What you should do:
The full set of records needs to be retyped exactly.

Extracted data entries:
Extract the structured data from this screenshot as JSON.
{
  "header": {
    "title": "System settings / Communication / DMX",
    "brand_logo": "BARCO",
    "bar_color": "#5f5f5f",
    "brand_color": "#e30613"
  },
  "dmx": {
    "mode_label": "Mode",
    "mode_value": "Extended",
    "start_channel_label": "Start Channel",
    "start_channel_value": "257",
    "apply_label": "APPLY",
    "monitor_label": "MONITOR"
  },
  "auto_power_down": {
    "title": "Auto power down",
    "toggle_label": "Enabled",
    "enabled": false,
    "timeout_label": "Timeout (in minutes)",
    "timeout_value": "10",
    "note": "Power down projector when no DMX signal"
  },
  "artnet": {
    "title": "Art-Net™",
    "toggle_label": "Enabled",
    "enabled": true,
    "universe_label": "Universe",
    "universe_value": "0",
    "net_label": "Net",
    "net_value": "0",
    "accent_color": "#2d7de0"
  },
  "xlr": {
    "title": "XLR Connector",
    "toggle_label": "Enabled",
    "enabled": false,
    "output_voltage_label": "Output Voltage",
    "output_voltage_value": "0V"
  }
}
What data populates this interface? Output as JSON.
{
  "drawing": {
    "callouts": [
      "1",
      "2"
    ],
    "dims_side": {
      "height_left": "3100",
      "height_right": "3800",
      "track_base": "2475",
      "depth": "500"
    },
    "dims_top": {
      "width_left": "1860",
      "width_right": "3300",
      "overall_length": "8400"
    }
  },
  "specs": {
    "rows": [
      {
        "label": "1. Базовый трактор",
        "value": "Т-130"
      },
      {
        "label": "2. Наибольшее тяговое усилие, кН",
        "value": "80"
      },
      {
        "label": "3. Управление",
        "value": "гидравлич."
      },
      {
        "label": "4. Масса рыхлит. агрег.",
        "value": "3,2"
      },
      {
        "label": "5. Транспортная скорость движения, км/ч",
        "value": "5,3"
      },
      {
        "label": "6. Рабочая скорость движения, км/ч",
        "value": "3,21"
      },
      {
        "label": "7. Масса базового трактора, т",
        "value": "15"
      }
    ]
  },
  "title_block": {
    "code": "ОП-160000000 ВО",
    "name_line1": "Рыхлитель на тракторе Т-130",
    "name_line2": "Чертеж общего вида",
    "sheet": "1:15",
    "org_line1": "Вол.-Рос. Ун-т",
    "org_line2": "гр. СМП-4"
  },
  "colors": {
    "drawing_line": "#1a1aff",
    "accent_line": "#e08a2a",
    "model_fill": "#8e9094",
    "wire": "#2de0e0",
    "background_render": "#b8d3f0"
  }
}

Your response:
Extract the structured data from this screenshot as JSON.
{
  "header": {
    "title": "System settings / Communication / DMX",
    "brand_logo": "BARCO",
    "bar_color": "#5f5f5f",
    "brand_color": "#e30613"
  },
  "dmx": {
    "mode_label": "Mode",
    "mode_value": "Extended",
    "start_channel_label": "Start Channel",
    "start_channel_value": "257",
    "apply_label": "APPLY",
    "monitor_label": "MONITOR"
  },
  "auto_power_down": {
    "title": "Auto power down",
    "toggle_label": "Enabled",
    "enabled": false,
    "timeout_label": "Timeout (in minutes)",
    "timeout_value": "10",
    "note": "Power down projector when no DMX signal"
  },
  "artnet": {
    "title": "Art-Net™",
    "toggle_label": "Enabled",
    "enabled": true,
    "universe_label": "Universe",
    "universe_value": "0",
    "net_label": "Net",
    "net_value": "0",
    "accent_color": "#2d7de0"
  },
  "xlr": {
    "title": "XLR Connector",
    "toggle_label": "Enabled",
    "enabled": false,
    "output_voltage_label": "Output Voltage",
    "output_voltage_value": "0V"
  }
}
What data populates this interface? Output as JSON.
{
  "drawing": {
    "callouts": [
      "1",
      "2"
    ],
    "dims_side": {
      "height_left": "3100",
      "height_right": "3800",
      "track_base": "2475",
      "depth": "500"
    },
    "dims_top": {
      "width_left": "1860",
      "width_right": "3300",
      "overall_length": "8400"
    }
  },
  "specs": {
    "rows": [
      {
        "label": "1. Базовый трактор",
        "value": "Т-130"
      },
      {
        "label": "2. Наибольшее тяговое усилие, кН",
        "value": "80"
      },
      {
        "label": "3. Управление",
        "value": "гидравлич."
      },
      {
        "label": "4. Масса рыхлит. агрег.",
        "value": "3,2"
      },
      {
        "label": "5. Транспортная скорость движения, км/ч",
        "value": "5,3"
      },
      {
        "label": "6. Рабочая скорость движения, км/ч",
        "value": "3,21"
      },
      {
        "label": "7. Масса базового трактора, т",
        "value": "15"
      }
    ]
  },
  "title_block": {
    "code": "ОП-160000000 ВО",
    "name_line1": "Рыхлитель на тракторе Т-130",
    "name_line2": "Чертеж общего вида",
    "sheet": "1:15",
    "org_line1": "Вол.-Рос. Ун-т",
    "org_line2": "гр. СМП-4"
  },
  "colors": {
    "drawing_line": "#1a1aff",
    "accent_line": "#e08a2a",
    "model_fill": "#8e9094",
    "wire": "#2de0e0",
    "background_render": "#b8d3f0"
  }
}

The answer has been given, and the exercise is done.